**ASSIGNMENT**
The pictures in the data below are to be omitted; all else must be duplicated exactly.

**DATASET RECORDS**

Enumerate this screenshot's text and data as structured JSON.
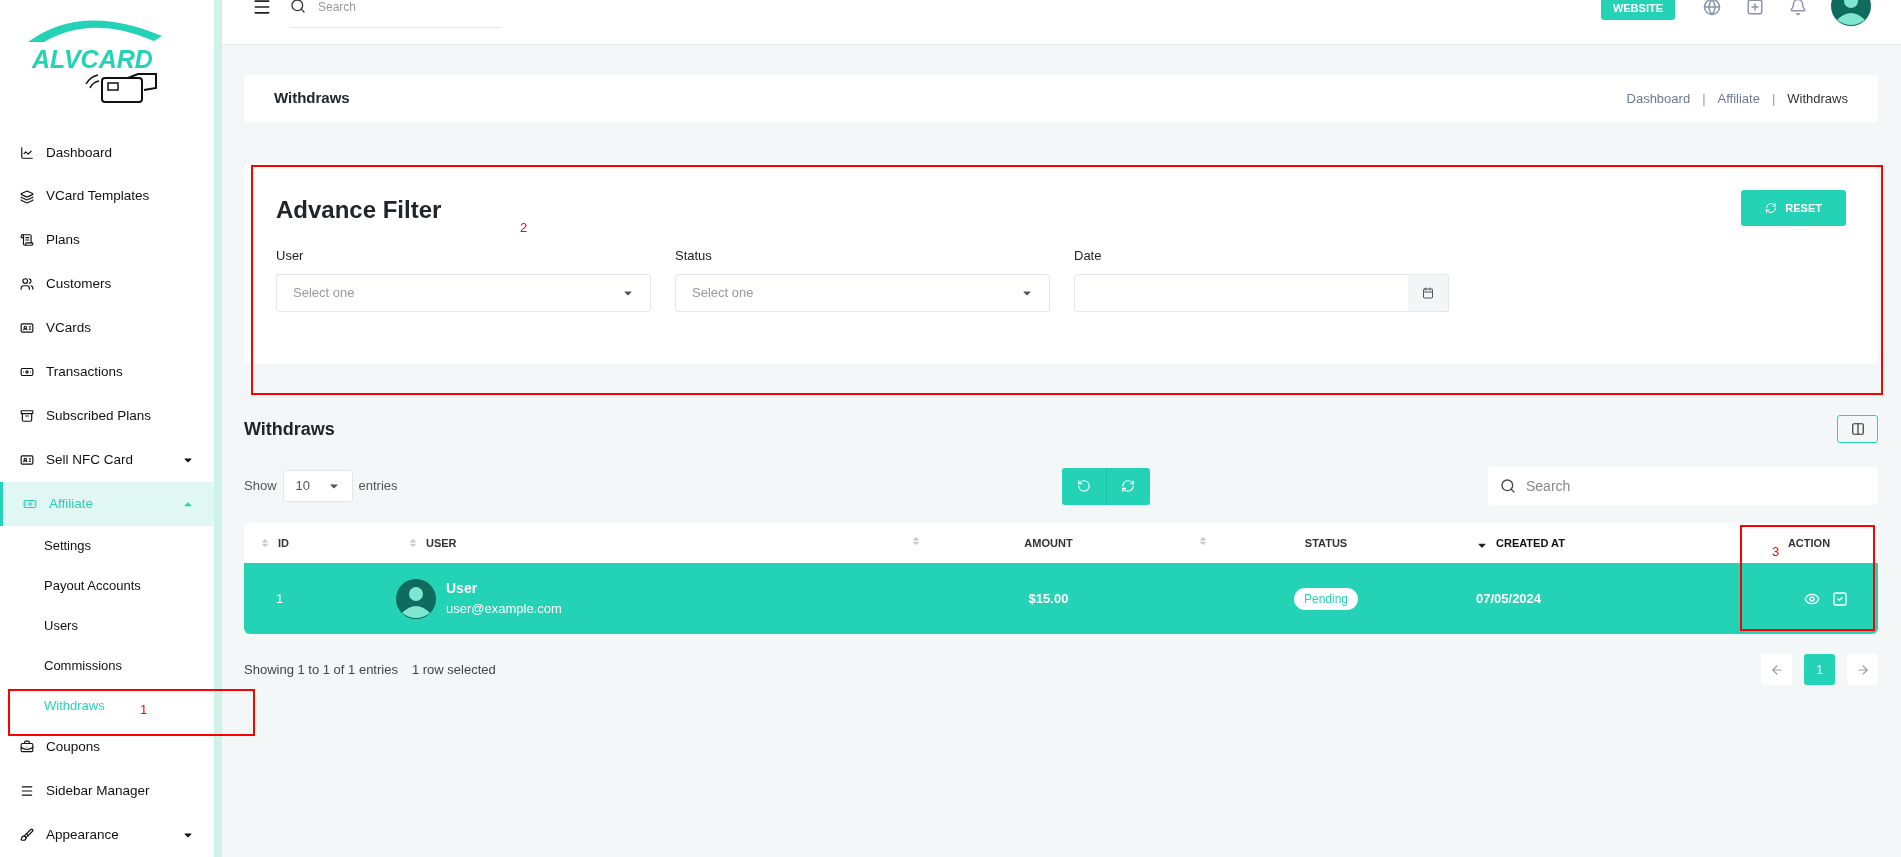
{
  "logo": {
    "text": "ALVCARD"
  },
  "sidebar": {
    "items": [
      {
        "label": "Dashboard",
        "selected": false
      },
      {
        "label": "VCard Templates",
        "selected": false
      },
      {
        "label": "Plans",
        "selected": false
      },
      {
        "label": "Customers",
        "selected": false
      },
      {
        "label": "VCards",
        "selected": false
      },
      {
        "label": "Transactions",
        "selected": false
      },
      {
        "label": "Subscribed Plans",
        "selected": false
      },
      {
        "label": "Sell NFC Card",
        "selected": false,
        "expanded": false
      },
      {
        "label": "Affiliate",
        "selected": true,
        "expanded": true,
        "children": [
          {
            "label": "Settings",
            "selected": false
          },
          {
            "label": "Payout Accounts",
            "selected": false
          },
          {
            "label": "Users",
            "selected": false
          },
          {
            "label": "Commissions",
            "selected": false
          },
          {
            "label": "Withdraws",
            "selected": true
          }
        ]
      },
      {
        "label": "Coupons",
        "selected": false
      },
      {
        "label": "Sidebar Manager",
        "selected": false
      },
      {
        "label": "Appearance",
        "selected": false,
        "expanded": false
      }
    ]
  },
  "topbar": {
    "search_placeholder": "Search",
    "website_button": "WEBSITE"
  },
  "page_header": {
    "title": "Withdraws",
    "breadcrumbs": [
      "Dashboard",
      "Affiliate",
      "Withdraws"
    ],
    "separator": "|"
  },
  "filter": {
    "title": "Advance Filter",
    "reset_button": "RESET",
    "fields": [
      {
        "kind": "select",
        "label": "User",
        "placeholder": "Select one"
      },
      {
        "kind": "select",
        "label": "Status",
        "placeholder": "Select one"
      },
      {
        "kind": "date",
        "label": "Date"
      }
    ]
  },
  "table_section": {
    "title": "Withdraws",
    "show_label": "Show",
    "page_size": "10",
    "entries_label": "entries",
    "search_placeholder": "Search",
    "columns": [
      {
        "label": "ID",
        "sortable": true,
        "sorted": false
      },
      {
        "label": "USER",
        "sortable": true,
        "sorted": false
      },
      {
        "label": "AMOUNT",
        "sortable": true,
        "sorted": false
      },
      {
        "label": "STATUS",
        "sortable": true,
        "sorted": false
      },
      {
        "label": "CREATED AT",
        "sortable": true,
        "sorted": true
      },
      {
        "label": "ACTION",
        "sortable": false,
        "sorted": false
      }
    ],
    "rows": [
      {
        "selected": true,
        "id": "1",
        "user_name": "User",
        "user_email": "user@example.com",
        "amount": "$15.00",
        "status": "Pending",
        "created_at": "07/05/2024"
      }
    ],
    "summary": "Showing 1 to 1 of 1 entries",
    "selection_info": "1 row selected",
    "pages": [
      {
        "label": "1",
        "selected": true
      }
    ]
  },
  "annotations": [
    {
      "label": "1"
    },
    {
      "label": "2"
    },
    {
      "label": "3"
    }
  ]
}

**EXERCISE RESULT**
Enumerate this screenshot's text and data as structured JSON.
{
  "logo": {
    "text": "ALVCARD"
  },
  "sidebar": {
    "items": [
      {
        "label": "Dashboard",
        "selected": false
      },
      {
        "label": "VCard Templates",
        "selected": false
      },
      {
        "label": "Plans",
        "selected": false
      },
      {
        "label": "Customers",
        "selected": false
      },
      {
        "label": "VCards",
        "selected": false
      },
      {
        "label": "Transactions",
        "selected": false
      },
      {
        "label": "Subscribed Plans",
        "selected": false
      },
      {
        "label": "Sell NFC Card",
        "selected": false,
        "expanded": false
      },
      {
        "label": "Affiliate",
        "selected": true,
        "expanded": true,
        "children": [
          {
            "label": "Settings",
            "selected": false
          },
          {
            "label": "Payout Accounts",
            "selected": false
          },
          {
            "label": "Users",
            "selected": false
          },
          {
            "label": "Commissions",
            "selected": false
          },
          {
            "label": "Withdraws",
            "selected": true
          }
        ]
      },
      {
        "label": "Coupons",
        "selected": false
      },
      {
        "label": "Sidebar Manager",
        "selected": false
      },
      {
        "label": "Appearance",
        "selected": false,
        "expanded": false
      }
    ]
  },
  "topbar": {
    "search_placeholder": "Search",
    "website_button": "WEBSITE"
  },
  "page_header": {
    "title": "Withdraws",
    "breadcrumbs": [
      "Dashboard",
      "Affiliate",
      "Withdraws"
    ],
    "separator": "|"
  },
  "filter": {
    "title": "Advance Filter",
    "reset_button": "RESET",
    "fields": [
      {
        "kind": "select",
        "label": "User",
        "placeholder": "Select one"
      },
      {
        "kind": "select",
        "label": "Status",
        "placeholder": "Select one"
      },
      {
        "kind": "date",
        "label": "Date"
      }
    ]
  },
  "table_section": {
    "title": "Withdraws",
    "show_label": "Show",
    "page_size": "10",
    "entries_label": "entries",
    "search_placeholder": "Search",
    "columns": [
      {
        "label": "ID",
        "sortable": true,
        "sorted": false
      },
      {
        "label": "USER",
        "sortable": true,
        "sorted": false
      },
      {
        "label": "AMOUNT",
        "sortable": true,
        "sorted": false
      },
      {
        "label": "STATUS",
        "sortable": true,
        "sorted": false
      },
      {
        "label": "CREATED AT",
        "sortable": true,
        "sorted": true
      },
      {
        "label": "ACTION",
        "sortable": false,
        "sorted": false
      }
    ],
    "rows": [
      {
        "selected": true,
        "id": "1",
        "user_name": "User",
        "user_email": "user@example.com",
        "amount": "$15.00",
        "status": "Pending",
        "created_at": "07/05/2024"
      }
    ],
    "summary": "Showing 1 to 1 of 1 entries",
    "selection_info": "1 row selected",
    "pages": [
      {
        "label": "1",
        "selected": true
      }
    ]
  },
  "annotations": [
    {
      "label": "1"
    },
    {
      "label": "2"
    },
    {
      "label": "3"
    }
  ]
}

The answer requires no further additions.